Every entry, from the first line to the last, should be output exactly.

Website and app data records
——

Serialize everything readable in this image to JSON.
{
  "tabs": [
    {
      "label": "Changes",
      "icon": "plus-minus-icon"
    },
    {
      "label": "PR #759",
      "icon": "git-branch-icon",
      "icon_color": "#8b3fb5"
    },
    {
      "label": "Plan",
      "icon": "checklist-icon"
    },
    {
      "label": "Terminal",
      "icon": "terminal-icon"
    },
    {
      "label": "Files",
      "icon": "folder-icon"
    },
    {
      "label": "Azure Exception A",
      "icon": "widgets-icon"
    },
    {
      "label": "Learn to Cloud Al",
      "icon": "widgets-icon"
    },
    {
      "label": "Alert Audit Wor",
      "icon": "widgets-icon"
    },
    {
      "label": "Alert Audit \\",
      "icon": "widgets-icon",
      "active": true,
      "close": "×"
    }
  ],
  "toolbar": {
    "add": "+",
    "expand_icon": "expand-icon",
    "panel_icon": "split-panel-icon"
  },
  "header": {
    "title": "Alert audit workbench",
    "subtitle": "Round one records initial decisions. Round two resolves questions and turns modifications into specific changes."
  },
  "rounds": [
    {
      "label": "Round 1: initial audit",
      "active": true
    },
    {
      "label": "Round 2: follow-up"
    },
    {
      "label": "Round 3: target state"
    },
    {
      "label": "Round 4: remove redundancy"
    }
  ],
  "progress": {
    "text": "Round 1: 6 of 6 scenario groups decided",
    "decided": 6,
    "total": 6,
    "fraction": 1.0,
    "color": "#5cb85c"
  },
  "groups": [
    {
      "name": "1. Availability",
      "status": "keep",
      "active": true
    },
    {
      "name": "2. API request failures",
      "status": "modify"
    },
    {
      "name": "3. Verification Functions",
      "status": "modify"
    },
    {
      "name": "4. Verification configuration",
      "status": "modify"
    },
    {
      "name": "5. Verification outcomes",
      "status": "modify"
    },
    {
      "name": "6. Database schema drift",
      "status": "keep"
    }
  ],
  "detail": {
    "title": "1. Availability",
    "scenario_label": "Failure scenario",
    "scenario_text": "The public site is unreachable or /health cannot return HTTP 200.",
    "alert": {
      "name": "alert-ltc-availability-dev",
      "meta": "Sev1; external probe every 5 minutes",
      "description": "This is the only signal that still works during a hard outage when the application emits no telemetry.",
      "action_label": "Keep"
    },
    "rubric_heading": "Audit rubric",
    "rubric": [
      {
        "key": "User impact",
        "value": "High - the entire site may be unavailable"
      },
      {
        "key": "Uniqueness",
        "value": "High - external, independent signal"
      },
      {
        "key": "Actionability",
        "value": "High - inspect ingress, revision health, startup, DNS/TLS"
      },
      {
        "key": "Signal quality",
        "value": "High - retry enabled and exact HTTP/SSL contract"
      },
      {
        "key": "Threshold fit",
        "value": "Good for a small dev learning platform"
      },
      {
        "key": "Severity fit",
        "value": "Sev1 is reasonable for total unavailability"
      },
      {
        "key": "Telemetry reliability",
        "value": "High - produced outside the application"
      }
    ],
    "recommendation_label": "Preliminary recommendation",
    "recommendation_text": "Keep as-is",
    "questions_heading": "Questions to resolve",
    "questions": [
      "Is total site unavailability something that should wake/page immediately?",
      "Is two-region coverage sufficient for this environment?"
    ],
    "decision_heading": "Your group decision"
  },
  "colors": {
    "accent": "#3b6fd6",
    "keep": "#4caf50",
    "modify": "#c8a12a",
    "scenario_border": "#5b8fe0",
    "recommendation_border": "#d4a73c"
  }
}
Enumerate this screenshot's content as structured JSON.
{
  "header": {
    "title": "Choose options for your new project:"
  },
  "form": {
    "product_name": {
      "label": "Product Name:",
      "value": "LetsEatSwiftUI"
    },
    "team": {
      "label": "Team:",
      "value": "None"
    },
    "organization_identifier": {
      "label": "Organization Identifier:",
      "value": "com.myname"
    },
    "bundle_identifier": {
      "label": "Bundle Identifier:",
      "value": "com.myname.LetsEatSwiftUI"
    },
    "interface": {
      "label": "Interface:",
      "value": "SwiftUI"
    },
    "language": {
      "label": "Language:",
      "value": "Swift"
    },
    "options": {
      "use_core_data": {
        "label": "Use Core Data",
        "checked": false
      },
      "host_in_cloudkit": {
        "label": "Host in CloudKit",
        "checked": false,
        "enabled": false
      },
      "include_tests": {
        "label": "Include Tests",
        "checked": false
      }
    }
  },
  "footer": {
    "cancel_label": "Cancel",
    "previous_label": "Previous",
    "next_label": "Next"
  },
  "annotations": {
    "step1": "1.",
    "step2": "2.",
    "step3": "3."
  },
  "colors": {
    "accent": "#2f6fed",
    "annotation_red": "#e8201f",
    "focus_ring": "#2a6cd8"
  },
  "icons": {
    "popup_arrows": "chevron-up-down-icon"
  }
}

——

### Solution to this exercise
Serialize everything readable in this image to JSON.
{
  "tabs": [
    {
      "label": "Changes",
      "icon": "plus-minus-icon"
    },
    {
      "label": "PR #759",
      "icon": "git-branch-icon",
      "icon_color": "#8b3fb5"
    },
    {
      "label": "Plan",
      "icon": "checklist-icon"
    },
    {
      "label": "Terminal",
      "icon": "terminal-icon"
    },
    {
      "label": "Files",
      "icon": "folder-icon"
    },
    {
      "label": "Azure Exception A",
      "icon": "widgets-icon"
    },
    {
      "label": "Learn to Cloud Al",
      "icon": "widgets-icon"
    },
    {
      "label": "Alert Audit Wor",
      "icon": "widgets-icon"
    },
    {
      "label": "Alert Audit \\",
      "icon": "widgets-icon",
      "active": true,
      "close": "×"
    }
  ],
  "toolbar": {
    "add": "+",
    "expand_icon": "expand-icon",
    "panel_icon": "split-panel-icon"
  },
  "header": {
    "title": "Alert audit workbench",
    "subtitle": "Round one records initial decisions. Round two resolves questions and turns modifications into specific changes."
  },
  "rounds": [
    {
      "label": "Round 1: initial audit",
      "active": true
    },
    {
      "label": "Round 2: follow-up"
    },
    {
      "label": "Round 3: target state"
    },
    {
      "label": "Round 4: remove redundancy"
    }
  ],
  "progress": {
    "text": "Round 1: 6 of 6 scenario groups decided",
    "decided": 6,
    "total": 6,
    "fraction": 1.0,
    "color": "#5cb85c"
  },
  "groups": [
    {
      "name": "1. Availability",
      "status": "keep",
      "active": true
    },
    {
      "name": "2. API request failures",
      "status": "modify"
    },
    {
      "name": "3. Verification Functions",
      "status": "modify"
    },
    {
      "name": "4. Verification configuration",
      "status": "modify"
    },
    {
      "name": "5. Verification outcomes",
      "status": "modify"
    },
    {
      "name": "6. Database schema drift",
      "status": "keep"
    }
  ],
  "detail": {
    "title": "1. Availability",
    "scenario_label": "Failure scenario",
    "scenario_text": "The public site is unreachable or /health cannot return HTTP 200.",
    "alert": {
      "name": "alert-ltc-availability-dev",
      "meta": "Sev1; external probe every 5 minutes",
      "description": "This is the only signal that still works during a hard outage when the application emits no telemetry.",
      "action_label": "Keep"
    },
    "rubric_heading": "Audit rubric",
    "rubric": [
      {
        "key": "User impact",
        "value": "High - the entire site may be unavailable"
      },
      {
        "key": "Uniqueness",
        "value": "High - external, independent signal"
      },
      {
        "key": "Actionability",
        "value": "High - inspect ingress, revision health, startup, DNS/TLS"
      },
      {
        "key": "Signal quality",
        "value": "High - retry enabled and exact HTTP/SSL contract"
      },
      {
        "key": "Threshold fit",
        "value": "Good for a small dev learning platform"
      },
      {
        "key": "Severity fit",
        "value": "Sev1 is reasonable for total unavailability"
      },
      {
        "key": "Telemetry reliability",
        "value": "High - produced outside the application"
      }
    ],
    "recommendation_label": "Preliminary recommendation",
    "recommendation_text": "Keep as-is",
    "questions_heading": "Questions to resolve",
    "questions": [
      "Is total site unavailability something that should wake/page immediately?",
      "Is two-region coverage sufficient for this environment?"
    ],
    "decision_heading": "Your group decision"
  },
  "colors": {
    "accent": "#3b6fd6",
    "keep": "#4caf50",
    "modify": "#c8a12a",
    "scenario_border": "#5b8fe0",
    "recommendation_border": "#d4a73c"
  }
}
Enumerate this screenshot's content as structured JSON.
{
  "header": {
    "title": "Choose options for your new project:"
  },
  "form": {
    "product_name": {
      "label": "Product Name:",
      "value": "LetsEatSwiftUI"
    },
    "team": {
      "label": "Team:",
      "value": "None"
    },
    "organization_identifier": {
      "label": "Organization Identifier:",
      "value": "com.myname"
    },
    "bundle_identifier": {
      "label": "Bundle Identifier:",
      "value": "com.myname.LetsEatSwiftUI"
    },
    "interface": {
      "label": "Interface:",
      "value": "SwiftUI"
    },
    "language": {
      "label": "Language:",
      "value": "Swift"
    },
    "options": {
      "use_core_data": {
        "label": "Use Core Data",
        "checked": false
      },
      "host_in_cloudkit": {
        "label": "Host in CloudKit",
        "checked": false,
        "enabled": false
      },
      "include_tests": {
        "label": "Include Tests",
        "checked": false
      }
    }
  },
  "footer": {
    "cancel_label": "Cancel",
    "previous_label": "Previous",
    "next_label": "Next"
  },
  "annotations": {
    "step1": "1.",
    "step2": "2.",
    "step3": "3."
  },
  "colors": {
    "accent": "#2f6fed",
    "annotation_red": "#e8201f",
    "focus_ring": "#2a6cd8"
  },
  "icons": {
    "popup_arrows": "chevron-up-down-icon"
  }
}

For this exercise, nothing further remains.